LeBron, Pickle Juice & A Dream Run In Melbourne For Tiafoe
Frances Tiafoe is not your typical tennis player. Growing up, his father, an immigrant from Sierra Leone, was a janitor at the Junior Tennis Champions Center in Maryland. Tiafoe and his brother, Franklin, spent much of their time at the facility as children, sometimes even sleeping there in a small office that their father converted into his apartment.
Tiafoe vowed to become great at tennis, not just for the sake of being a fantastic player, but to make a difference for his family. In March 2017 the American bought a house for his mother in Maryland, and he got his father an apartment in Orlando, Florida, where Tiafoe trains.
On Sunday, the #NextGenATP American defeated 2017 Nitto ATP Finals champion Grigor Dimitrov to reach the quarter-finals of the Australian Open. That victory guarantees him at least $460,000. It’s safe to say he has come a long way.
“At the beginning, that was just my goal as a kid,” Tiafoe said of his desire to take care of his family. “It's crazy, man. Obviously if you guys know anything about me, [my] story in tennis, I obviously wasn't a normal tennis story. The beginning of my career, I was playing for them, trying to do everything for my family. Obviously now I put them in a great place. Now I'm trying to do it for me.”

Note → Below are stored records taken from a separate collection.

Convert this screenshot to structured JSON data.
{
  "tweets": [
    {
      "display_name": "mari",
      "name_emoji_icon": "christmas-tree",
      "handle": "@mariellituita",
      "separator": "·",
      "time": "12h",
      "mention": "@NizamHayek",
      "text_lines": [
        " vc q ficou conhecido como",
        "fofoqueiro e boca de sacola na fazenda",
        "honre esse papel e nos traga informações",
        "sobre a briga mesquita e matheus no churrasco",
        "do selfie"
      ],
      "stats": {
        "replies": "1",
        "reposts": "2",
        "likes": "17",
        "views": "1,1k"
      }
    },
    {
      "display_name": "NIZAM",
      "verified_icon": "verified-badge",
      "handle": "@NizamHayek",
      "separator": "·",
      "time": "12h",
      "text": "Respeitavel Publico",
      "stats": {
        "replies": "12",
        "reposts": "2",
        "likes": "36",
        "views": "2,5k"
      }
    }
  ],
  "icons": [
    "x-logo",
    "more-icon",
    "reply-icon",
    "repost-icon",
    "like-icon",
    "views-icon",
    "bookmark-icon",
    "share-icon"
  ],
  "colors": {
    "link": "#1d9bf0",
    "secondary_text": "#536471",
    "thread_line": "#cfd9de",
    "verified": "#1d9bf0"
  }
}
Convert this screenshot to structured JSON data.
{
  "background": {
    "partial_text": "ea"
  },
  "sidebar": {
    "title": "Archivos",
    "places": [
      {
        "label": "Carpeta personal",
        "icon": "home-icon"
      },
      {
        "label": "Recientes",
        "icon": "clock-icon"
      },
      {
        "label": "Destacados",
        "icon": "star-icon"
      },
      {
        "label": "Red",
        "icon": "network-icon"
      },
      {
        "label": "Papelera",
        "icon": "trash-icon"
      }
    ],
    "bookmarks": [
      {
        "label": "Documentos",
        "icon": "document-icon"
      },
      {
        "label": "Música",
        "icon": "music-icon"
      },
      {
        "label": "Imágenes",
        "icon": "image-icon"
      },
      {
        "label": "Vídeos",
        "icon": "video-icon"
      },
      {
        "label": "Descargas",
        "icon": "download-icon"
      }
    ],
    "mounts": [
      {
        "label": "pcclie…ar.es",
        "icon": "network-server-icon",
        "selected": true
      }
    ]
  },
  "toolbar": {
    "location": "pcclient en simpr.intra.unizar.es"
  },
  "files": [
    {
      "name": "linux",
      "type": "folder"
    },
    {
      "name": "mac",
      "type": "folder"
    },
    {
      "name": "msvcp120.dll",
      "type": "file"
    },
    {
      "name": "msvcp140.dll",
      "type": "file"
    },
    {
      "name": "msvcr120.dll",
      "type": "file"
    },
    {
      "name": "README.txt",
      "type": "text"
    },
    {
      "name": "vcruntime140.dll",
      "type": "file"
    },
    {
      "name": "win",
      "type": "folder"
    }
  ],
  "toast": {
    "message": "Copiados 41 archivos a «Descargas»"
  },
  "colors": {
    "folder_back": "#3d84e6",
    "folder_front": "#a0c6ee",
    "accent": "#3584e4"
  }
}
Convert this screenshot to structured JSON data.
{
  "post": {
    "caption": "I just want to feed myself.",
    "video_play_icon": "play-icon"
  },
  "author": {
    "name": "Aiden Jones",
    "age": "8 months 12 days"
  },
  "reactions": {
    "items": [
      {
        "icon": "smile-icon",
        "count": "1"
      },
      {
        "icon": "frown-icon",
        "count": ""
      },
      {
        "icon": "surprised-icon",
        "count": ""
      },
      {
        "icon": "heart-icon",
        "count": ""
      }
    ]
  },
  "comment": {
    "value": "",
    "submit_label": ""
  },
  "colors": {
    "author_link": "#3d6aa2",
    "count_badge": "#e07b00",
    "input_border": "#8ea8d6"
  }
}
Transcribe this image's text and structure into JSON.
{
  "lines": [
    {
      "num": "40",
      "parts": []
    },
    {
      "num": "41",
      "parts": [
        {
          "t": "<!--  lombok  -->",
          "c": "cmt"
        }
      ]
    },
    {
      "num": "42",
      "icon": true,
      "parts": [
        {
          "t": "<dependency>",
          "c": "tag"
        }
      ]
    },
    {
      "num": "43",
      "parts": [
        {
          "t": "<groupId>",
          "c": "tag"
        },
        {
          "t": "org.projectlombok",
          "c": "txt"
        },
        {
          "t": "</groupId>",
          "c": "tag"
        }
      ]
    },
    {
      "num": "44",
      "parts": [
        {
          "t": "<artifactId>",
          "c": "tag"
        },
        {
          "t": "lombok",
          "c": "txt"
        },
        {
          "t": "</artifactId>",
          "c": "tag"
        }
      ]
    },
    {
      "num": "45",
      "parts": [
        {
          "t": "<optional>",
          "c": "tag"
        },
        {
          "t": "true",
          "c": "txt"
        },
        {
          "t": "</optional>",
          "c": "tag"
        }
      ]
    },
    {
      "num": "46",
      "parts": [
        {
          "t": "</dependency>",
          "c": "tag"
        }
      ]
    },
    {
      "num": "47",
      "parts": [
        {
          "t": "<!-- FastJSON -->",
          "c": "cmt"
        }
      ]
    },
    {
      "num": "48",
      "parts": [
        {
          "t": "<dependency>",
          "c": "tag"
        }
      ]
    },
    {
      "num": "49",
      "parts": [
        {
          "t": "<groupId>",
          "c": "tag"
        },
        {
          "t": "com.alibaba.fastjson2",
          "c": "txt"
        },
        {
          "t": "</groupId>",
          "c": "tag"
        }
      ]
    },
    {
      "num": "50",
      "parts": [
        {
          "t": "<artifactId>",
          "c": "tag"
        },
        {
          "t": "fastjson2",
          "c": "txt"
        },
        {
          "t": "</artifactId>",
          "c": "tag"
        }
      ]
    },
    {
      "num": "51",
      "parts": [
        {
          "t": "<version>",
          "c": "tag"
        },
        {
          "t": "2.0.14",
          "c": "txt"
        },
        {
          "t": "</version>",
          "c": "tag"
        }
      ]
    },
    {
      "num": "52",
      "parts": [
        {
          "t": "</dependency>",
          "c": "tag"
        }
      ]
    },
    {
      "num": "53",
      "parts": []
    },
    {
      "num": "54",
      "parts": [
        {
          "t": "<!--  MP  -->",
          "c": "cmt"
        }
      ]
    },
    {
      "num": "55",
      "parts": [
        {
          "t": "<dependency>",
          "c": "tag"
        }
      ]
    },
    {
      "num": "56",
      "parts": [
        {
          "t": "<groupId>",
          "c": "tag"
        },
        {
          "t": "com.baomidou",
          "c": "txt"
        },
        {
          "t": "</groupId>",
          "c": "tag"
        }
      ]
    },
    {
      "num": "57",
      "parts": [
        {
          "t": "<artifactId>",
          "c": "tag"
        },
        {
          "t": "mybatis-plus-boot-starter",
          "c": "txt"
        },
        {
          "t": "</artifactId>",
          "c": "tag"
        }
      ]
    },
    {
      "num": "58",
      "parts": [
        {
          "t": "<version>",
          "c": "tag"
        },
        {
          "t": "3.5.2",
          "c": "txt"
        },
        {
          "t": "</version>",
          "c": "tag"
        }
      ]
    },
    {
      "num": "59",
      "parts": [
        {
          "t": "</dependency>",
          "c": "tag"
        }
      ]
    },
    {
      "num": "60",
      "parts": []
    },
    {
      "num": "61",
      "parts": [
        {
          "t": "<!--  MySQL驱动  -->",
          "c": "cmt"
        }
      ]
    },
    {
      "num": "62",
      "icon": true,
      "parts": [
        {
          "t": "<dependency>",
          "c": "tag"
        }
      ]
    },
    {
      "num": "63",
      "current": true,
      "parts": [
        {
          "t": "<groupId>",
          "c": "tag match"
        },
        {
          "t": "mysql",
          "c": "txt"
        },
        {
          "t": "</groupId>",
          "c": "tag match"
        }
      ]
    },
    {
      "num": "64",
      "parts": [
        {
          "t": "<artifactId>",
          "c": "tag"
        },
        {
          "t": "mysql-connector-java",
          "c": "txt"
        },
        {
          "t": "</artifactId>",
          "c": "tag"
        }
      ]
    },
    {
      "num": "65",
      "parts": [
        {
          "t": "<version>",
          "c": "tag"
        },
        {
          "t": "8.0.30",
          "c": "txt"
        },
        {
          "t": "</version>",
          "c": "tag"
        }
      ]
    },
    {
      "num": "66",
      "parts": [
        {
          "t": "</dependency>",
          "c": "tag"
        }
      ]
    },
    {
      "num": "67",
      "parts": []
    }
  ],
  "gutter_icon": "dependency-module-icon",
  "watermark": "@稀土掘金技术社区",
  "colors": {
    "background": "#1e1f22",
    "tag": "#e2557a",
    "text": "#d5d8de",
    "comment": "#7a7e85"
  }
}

Tiafoe broke through in a major way in 2018. The Next Gen ATP Finals qualifier had never reached a tour-level quarter-final before last year, but he won his maiden ATP Tour title at the Delray Beach Open and also made the final in Estoril. So heading into 2019, Tiafoe had a message for coach Zack Evenden and a couple of other members of his team.
“I'm going to pop off. No reason why I can't do these things,” Tiafoe said. “I didn't think it was going to happen right away. This is unbelievable.”
Tiafoe is the youngest American to reach a Grand Slam quarter-final since former World No. 1 Andy Roddick did so at Wimbledon in 2003. He is also the youngest player from his country to advance to the last eight in Melbourne since Roddick in 2003. Thanks to Tiafoe and Stefanos Tsitsipas, who upset six-time champion Roger Federer, it is the first time since the 2009 US Open (Cilic & Del Potro) that two 21-and-under players are into the last eight of a major. If fourth seed Alexander Zverev beats Milos Raonic on Monday, it’ll be the first time three players of that age broke through to the quarter-finals of the Australian Open since 1997 (Costa, Moya, Rios).
Tiafoe has gained plenty of attention with not just his top-tier play, but his post-match celebrations at this event, mimicking moves by basketball superstar LeBron James. James even commented on an ESPN Instagram post comparing the two athletes’ celebrations with his approval.
“This is crazy. Saw LeBron commenting on that ESPN thing, talking about ‘The Silencer’. My phone is blowing up. I can barely use it,” Tiafoe said. “Clearly he knows who I am now… That's just crazy.”
While it is plenty exciting now, there were moments in Tiafoe’s match against Dimitrov when it appeared the American was in trouble, even after leading by two sets. The World No. 39, who will crack the Top 30 for the first time on 28 January regardless of his results the rest of the tournament, let slip a 4-2 lead in the third set. In the fourth set, it seemed Dimitrov was by far the fresher player, and the Bulgarian earned three break points deep in the set.
But Tiafoe battled, scratching and clawing his way through rallies to hang onto his serve and then earn a break of his own before serving out the match. He even tried something he isn’t a fan of to try to find a burst of energy.
“I was trying to stay alive. I was downing pickle juice, having that like Kool-Aid, just trying to get that done,” Tiafoe said. “I'm talking straight up, straight up. Just downing it. Tasted terrible.”
However terrible it tasted, Tiafoe’s efforts earned him the biggest win of his career. And now, he will face 2009 champion Rafael Nadal for a spot in the semi-finals.
“I'm so excited to play Rafa. We're going to have some fun, going to have some long rallies,” Tiafoe said. “Playing arguably one of the greatest tennis players of all time. Just [want to] have some fun out there.”
To make the situation even better for Tiafoe, the Dimitrov win came on his 21st birthday. Before stepping on court, Tiafoe posted a picture on Instagram of him and his brother when they were children in Sierra Leone, where their father sent them when he felt his sons were getting spoiled.
“He said, ‘You guys don't even understand. You guys [have] got American passports, got the opportunity to do something great. Go and do it’,” Tiafoe said.
It’s safe to say Tiafoe has done just that.